The US' special representative for Afghanistan James Dobbins addresses a press conference following a meeting of the International Contact Group on Afghanistan and Pakistan in Berlin on May 14, 2013. Dobbins arrived in Islamabad on Tuesday for talks with Prime Minister Nawaz Sharif and other senior officials on efforts to open peace talks with Afghan Taliban, Pakistan's foreign ministry said.AFP/File
ISLAMABAD (AFP) – US envoy James Dobbins arrived in Islamabad on Tuesday for talks with Prime Minister Nawaz Sharif and other senior officials on efforts to open peace talks with Afghan Taliban, Pakistan's foreign ministry said.
Dobbins, who flew in from Kabul, will meet Sharif and "brief us on developments relating to Afghanistan," foreign ministry spokesman, Aizaz Ahmad Chaudhry told AFP.
Other Pakistani officials said the meetings of Dobbins, the US special representative to Afghanistan and Pakistan, will focus on "efforts to promote an Afghan-led reconciliation process".
The Afghan Taliban opened an office in Qatar last Tuesday in a step towards talks as the US-led NATO combat mission prepares to leave Afghanistan in 2014 despite a resilient Taliban insurgency 12 years after they were ousted following the 9/11 attacks.

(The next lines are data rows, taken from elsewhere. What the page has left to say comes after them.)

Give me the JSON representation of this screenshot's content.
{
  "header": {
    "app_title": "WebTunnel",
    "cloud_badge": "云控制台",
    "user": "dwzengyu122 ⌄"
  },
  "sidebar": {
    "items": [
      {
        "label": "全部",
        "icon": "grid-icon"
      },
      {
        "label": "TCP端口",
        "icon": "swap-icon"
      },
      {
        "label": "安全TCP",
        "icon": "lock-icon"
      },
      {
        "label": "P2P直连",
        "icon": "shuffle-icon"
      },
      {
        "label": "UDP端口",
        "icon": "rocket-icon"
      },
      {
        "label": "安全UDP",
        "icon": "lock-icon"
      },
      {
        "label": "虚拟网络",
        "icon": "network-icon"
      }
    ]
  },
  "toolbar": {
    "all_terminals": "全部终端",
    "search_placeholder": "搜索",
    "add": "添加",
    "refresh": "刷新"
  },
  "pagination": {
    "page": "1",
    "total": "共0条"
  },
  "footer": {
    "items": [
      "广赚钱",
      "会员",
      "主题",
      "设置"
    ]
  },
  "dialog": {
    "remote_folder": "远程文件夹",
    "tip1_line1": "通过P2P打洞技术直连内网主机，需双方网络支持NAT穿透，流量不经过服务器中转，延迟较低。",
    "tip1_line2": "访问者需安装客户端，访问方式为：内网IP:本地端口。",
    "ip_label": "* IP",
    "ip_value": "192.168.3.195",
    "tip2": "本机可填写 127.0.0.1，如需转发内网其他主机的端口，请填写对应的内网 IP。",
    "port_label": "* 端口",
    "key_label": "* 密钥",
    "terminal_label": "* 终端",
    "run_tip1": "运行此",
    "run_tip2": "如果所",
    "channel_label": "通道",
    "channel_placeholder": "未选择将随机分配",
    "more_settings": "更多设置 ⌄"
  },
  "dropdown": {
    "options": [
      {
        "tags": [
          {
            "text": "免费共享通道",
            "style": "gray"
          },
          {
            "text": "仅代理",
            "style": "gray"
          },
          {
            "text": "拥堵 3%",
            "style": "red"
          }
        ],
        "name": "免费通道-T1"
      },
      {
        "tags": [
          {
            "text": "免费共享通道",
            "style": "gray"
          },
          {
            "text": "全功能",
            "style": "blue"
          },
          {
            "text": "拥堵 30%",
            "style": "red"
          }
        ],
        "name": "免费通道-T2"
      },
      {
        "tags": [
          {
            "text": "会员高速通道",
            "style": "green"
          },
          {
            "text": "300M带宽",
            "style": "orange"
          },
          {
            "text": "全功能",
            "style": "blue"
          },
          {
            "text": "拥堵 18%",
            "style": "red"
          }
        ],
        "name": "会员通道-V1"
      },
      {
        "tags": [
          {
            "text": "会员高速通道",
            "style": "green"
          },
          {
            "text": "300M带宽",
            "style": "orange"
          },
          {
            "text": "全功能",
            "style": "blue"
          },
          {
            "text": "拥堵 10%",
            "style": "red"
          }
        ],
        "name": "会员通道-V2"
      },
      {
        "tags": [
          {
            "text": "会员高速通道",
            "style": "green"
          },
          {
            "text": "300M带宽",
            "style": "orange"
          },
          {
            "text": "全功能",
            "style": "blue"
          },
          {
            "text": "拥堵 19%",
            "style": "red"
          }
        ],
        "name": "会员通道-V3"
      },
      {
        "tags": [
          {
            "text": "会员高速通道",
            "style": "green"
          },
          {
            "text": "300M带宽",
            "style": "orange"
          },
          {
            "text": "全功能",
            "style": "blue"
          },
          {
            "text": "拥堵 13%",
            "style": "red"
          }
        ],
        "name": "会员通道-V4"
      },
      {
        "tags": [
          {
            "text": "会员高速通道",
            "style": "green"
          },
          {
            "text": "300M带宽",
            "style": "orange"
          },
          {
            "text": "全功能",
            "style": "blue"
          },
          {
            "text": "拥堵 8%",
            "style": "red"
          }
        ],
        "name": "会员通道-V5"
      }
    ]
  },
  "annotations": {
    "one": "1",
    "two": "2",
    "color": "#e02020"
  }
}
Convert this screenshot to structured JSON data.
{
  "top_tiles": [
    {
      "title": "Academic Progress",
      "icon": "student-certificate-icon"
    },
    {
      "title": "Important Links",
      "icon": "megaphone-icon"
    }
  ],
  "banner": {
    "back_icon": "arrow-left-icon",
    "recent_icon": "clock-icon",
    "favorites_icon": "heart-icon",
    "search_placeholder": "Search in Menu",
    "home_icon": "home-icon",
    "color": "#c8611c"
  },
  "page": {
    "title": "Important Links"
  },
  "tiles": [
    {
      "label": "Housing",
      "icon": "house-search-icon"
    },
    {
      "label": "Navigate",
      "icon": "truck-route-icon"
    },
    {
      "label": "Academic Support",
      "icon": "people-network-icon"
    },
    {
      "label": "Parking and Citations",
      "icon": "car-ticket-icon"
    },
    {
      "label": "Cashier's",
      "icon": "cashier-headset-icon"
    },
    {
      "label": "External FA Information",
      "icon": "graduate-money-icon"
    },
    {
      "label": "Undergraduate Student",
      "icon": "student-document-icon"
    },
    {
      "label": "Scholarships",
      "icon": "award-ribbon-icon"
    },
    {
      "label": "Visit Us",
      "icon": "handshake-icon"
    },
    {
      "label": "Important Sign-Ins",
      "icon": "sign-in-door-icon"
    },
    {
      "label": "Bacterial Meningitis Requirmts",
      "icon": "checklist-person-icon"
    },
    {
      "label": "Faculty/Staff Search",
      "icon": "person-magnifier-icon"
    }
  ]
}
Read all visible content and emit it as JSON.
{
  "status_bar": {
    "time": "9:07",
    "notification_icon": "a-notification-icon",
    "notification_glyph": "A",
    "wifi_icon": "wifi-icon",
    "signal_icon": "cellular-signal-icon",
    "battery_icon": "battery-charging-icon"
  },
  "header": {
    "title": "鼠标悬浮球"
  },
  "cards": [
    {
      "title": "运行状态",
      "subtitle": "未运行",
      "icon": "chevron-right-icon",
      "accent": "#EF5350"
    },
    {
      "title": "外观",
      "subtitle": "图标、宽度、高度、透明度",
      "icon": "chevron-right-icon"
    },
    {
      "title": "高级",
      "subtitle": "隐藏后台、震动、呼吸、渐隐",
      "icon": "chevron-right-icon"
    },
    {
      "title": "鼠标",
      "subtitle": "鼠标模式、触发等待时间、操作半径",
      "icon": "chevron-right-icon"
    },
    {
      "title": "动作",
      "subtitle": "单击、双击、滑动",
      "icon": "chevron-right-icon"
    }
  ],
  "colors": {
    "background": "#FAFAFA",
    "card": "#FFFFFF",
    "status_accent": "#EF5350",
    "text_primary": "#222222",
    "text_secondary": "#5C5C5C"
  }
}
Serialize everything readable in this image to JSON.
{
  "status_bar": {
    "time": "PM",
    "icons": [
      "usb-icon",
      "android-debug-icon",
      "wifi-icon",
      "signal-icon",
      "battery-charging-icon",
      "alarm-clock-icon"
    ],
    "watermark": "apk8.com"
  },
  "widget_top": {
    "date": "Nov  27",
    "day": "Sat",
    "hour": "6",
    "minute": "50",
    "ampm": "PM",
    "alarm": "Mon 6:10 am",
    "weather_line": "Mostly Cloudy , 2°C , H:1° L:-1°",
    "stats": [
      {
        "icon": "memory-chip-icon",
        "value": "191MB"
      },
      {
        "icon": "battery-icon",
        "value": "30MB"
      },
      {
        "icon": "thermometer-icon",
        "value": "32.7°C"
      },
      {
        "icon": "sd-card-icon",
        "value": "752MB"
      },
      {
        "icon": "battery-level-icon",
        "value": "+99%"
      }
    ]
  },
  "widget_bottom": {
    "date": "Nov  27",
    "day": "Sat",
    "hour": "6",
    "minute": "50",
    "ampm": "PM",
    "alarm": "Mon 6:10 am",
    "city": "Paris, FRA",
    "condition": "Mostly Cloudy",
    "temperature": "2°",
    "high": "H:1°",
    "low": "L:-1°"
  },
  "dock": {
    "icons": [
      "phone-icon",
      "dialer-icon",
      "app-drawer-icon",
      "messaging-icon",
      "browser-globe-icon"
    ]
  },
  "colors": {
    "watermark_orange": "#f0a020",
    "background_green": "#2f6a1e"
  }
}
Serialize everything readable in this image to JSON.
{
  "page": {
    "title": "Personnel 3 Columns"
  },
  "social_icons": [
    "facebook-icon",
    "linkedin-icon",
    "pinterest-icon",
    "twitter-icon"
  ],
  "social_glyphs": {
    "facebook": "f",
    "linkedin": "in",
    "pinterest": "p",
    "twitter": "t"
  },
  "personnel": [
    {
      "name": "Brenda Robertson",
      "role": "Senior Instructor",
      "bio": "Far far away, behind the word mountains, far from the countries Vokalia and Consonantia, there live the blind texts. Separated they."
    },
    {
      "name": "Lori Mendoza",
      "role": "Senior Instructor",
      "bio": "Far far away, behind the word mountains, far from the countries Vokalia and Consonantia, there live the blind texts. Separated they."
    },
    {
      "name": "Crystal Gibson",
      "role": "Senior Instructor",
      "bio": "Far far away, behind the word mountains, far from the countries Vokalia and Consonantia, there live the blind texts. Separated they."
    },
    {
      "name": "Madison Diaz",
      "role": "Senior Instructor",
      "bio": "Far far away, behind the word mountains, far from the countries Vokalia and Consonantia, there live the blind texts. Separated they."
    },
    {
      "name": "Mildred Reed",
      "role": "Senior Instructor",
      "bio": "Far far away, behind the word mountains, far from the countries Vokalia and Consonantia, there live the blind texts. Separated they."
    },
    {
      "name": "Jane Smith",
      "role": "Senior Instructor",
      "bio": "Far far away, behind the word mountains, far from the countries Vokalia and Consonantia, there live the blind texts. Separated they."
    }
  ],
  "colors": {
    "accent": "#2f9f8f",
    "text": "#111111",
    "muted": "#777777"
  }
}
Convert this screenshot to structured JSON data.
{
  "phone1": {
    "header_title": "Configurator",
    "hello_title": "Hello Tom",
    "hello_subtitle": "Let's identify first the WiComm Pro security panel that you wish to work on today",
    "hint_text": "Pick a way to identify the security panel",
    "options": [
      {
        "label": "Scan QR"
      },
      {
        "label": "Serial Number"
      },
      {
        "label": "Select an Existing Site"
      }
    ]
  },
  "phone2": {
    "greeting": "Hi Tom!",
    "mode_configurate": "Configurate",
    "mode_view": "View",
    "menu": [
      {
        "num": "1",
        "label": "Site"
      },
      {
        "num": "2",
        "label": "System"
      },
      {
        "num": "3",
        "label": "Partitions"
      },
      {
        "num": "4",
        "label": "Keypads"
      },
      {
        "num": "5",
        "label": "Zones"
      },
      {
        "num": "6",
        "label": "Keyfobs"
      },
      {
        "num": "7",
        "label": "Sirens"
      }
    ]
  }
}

But Afghan President Hamid Karzai reacted furiously to the office being styled as a Taliban government-in-exile under the rebels' white flag and using the formal name of the "Islamic Emirate Of Afghanistan" from their hardline 1996-2001 regime.
Kabul, which says it is committed to the peace process, insisted that the Qatar office be used for only direct negotiations between the Taliban and the Afghan government.
In Kabul on Monday, Dobbins said Washington had been "outraged" at the manner in which the Taliban opened the office, saying it was "inconsistent" with assurances the United States had given and received.
Some experts have suggested that Pakistan likely played a key role in persuading a reluctant Taliban to consider tentative peace talks with its American and Afghan government foes.
Western capitals believe that Pakistan can play a crucial role in helping to get the Taliban to the negotiating table as it was one of only three countries to recognise its 1996-2001 regime in Kabul.